A cheque for £4,000 was presented to the Air Ambulance Service based at Manchester City Airport (Barton). Representing the Freemasons, were the Provincial Grand Master of the Cheshire Province Stephen Martin Blank, Cheshire Provincial Charity Steward Colin Ross and from the West Lancashire Province were, Eccles Group Chairman Dave Walmsley and Regional Charity Steward Denis Tierney.
The grant was donated by the Masonic Charitable Foundation (MCF) and has brought the total Masonic support given to the Air Ambulance Service across the country to £2,100,000 since 2007. The MCF is one of the largest grant making charities in the country and is funded entirely by the generosity of Freemasons and their families.
Receiving the cheque on behalf of the service was Chief Paramedic Andy Duncan, supported by fund raisers, Roisin Hyland and Debs Milligan. Andy was overwhelmed with the cheque and on behalf of the service and the recipients of the service; he thanked the Freemasons for their generous donation which will help to save lives.
Manchester City Airport has two Eurocopter EC135 T2 helicopters and the North West Air Ambulance charity needs to raise in excess of £4,200,000 each year in order to keep its two air ambulances flying and saving lives. The helicopters flew more than 750 missions last year and made their first flight in 1999, relying almost entirely on public support.
Andy gave an in depth talk about the way the service operates and included a demonstration of the equipment on board the helicopter and the procedures carried out by all the personal in the event of an emergency call out. He explained that the helicopter is a complex machine and reeled off numerous calculations and statistics that are taken into consideration to operate and that it takes great skill to coordinate.
He went on to explain that helicopters are used particularly in case of time sensitive patient air transports over short to medium-distance routes and as a result of their capability to land directly at the clinic required, ensure the shortest possible duration of your patient transportation. The ambulance helicopters employed enable the transfer of up to two patients – also supported medically with intensive-care and are capable of instrument flying. They can also fly at night, which enables them to have a very fast response around the clock.
He explained that air ambulances work alongside the NHS but are entirely reliant on charity money (donations), a weekly lottery and legacies to support the service. The helicopters can reach every part of the region in 10 minutes and ensure the sickest people can be in hospital within 20 minutes of calling 999. They also transport critically ill children from local hospitals to specialist units.
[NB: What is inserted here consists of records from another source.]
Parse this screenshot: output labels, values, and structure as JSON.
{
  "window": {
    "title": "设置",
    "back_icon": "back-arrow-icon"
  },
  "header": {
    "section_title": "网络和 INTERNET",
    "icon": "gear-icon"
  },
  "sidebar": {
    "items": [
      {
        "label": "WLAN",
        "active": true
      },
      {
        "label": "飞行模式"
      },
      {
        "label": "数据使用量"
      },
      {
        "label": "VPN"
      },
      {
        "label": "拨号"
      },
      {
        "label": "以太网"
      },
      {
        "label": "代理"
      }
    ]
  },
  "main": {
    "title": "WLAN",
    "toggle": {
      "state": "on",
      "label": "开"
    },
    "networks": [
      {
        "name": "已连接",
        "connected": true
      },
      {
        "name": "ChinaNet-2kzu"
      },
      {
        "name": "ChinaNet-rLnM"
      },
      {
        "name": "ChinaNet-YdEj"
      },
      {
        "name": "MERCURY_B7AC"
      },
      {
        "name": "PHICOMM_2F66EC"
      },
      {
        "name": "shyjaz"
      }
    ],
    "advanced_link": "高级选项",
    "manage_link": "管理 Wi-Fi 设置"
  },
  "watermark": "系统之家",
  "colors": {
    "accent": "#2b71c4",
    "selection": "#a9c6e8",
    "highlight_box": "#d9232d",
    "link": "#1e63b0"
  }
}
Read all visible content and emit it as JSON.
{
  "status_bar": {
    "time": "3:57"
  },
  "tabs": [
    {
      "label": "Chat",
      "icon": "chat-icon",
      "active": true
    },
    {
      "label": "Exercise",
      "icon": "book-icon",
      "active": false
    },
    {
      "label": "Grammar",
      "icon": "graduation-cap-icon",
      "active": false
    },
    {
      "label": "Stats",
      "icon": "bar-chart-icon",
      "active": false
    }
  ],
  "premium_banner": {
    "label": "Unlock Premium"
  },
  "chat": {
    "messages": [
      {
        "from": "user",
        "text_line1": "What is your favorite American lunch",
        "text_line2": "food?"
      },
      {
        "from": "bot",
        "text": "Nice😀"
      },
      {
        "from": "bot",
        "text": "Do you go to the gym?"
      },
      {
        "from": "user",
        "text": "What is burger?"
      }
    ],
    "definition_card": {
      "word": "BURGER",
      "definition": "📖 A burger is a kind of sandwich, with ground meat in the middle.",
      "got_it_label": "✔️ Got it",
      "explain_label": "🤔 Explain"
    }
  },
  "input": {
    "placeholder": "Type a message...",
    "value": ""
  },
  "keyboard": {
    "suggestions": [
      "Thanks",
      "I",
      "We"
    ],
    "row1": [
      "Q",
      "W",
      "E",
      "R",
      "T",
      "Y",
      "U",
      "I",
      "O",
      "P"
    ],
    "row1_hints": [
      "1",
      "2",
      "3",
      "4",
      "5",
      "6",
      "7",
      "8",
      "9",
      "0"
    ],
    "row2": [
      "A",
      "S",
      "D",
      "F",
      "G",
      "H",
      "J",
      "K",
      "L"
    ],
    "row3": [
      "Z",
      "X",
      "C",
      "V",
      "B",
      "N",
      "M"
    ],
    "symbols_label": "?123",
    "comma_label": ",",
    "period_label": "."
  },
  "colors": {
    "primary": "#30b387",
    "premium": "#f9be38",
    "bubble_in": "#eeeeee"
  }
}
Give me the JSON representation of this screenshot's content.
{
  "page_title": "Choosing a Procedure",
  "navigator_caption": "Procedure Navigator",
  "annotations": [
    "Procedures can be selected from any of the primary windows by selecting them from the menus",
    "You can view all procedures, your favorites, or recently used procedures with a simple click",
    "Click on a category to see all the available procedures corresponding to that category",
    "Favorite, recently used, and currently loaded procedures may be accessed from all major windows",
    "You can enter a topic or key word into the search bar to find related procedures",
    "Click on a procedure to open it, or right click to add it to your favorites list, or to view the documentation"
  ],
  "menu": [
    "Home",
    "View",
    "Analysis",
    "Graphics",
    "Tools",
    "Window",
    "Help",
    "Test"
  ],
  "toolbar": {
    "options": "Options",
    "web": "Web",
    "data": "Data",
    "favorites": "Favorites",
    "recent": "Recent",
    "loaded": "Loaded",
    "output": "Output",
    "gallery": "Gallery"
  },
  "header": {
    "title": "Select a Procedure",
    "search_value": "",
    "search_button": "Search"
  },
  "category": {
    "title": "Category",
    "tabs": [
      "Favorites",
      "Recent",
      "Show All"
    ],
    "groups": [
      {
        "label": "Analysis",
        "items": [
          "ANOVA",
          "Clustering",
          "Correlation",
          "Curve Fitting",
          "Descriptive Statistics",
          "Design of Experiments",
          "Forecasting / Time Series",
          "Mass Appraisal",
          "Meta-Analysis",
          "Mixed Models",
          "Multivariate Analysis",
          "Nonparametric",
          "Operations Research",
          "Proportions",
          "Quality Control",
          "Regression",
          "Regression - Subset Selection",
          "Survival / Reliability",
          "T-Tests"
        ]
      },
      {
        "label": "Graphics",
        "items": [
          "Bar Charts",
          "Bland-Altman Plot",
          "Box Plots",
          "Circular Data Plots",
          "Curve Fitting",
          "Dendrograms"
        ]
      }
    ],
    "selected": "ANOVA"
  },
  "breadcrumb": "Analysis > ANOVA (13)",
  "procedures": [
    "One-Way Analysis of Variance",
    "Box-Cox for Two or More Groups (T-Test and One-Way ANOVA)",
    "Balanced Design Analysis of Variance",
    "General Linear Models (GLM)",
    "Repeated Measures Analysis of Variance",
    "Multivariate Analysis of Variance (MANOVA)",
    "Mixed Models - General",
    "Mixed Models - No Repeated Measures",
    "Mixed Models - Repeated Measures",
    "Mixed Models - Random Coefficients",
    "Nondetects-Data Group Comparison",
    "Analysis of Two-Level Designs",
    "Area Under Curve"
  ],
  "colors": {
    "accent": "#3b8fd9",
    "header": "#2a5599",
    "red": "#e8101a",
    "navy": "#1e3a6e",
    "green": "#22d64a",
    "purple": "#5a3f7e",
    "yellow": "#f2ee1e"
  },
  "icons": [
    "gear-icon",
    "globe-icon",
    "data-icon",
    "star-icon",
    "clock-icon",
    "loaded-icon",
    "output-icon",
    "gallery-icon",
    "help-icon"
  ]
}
Most days, the air ambulance is called out four times a day but this can increase up to 10 times on a summer weekend.
Air ambulances deliver emergency care, especially in rural areas and where road access is a problem. They can be an effective way of getting better and faster access to hospitals and are valuable in transferring patients between hospitals and are dispatched by NHS ambulance services where there is a need.
A frequent area of application for civilian ambulance helicopters is also the rapid and secure medical transport to transplantation centers. In these especially time-critical situations, they can provide a suitable ambulance helicopter within only one hour and assist rapidly and unbureaucratically.
The representatives of the MCF thanked Andy for his very interesting insight to the service and wished them continued success in providing this vital service.
Article and pictures by Tom Fredrickson.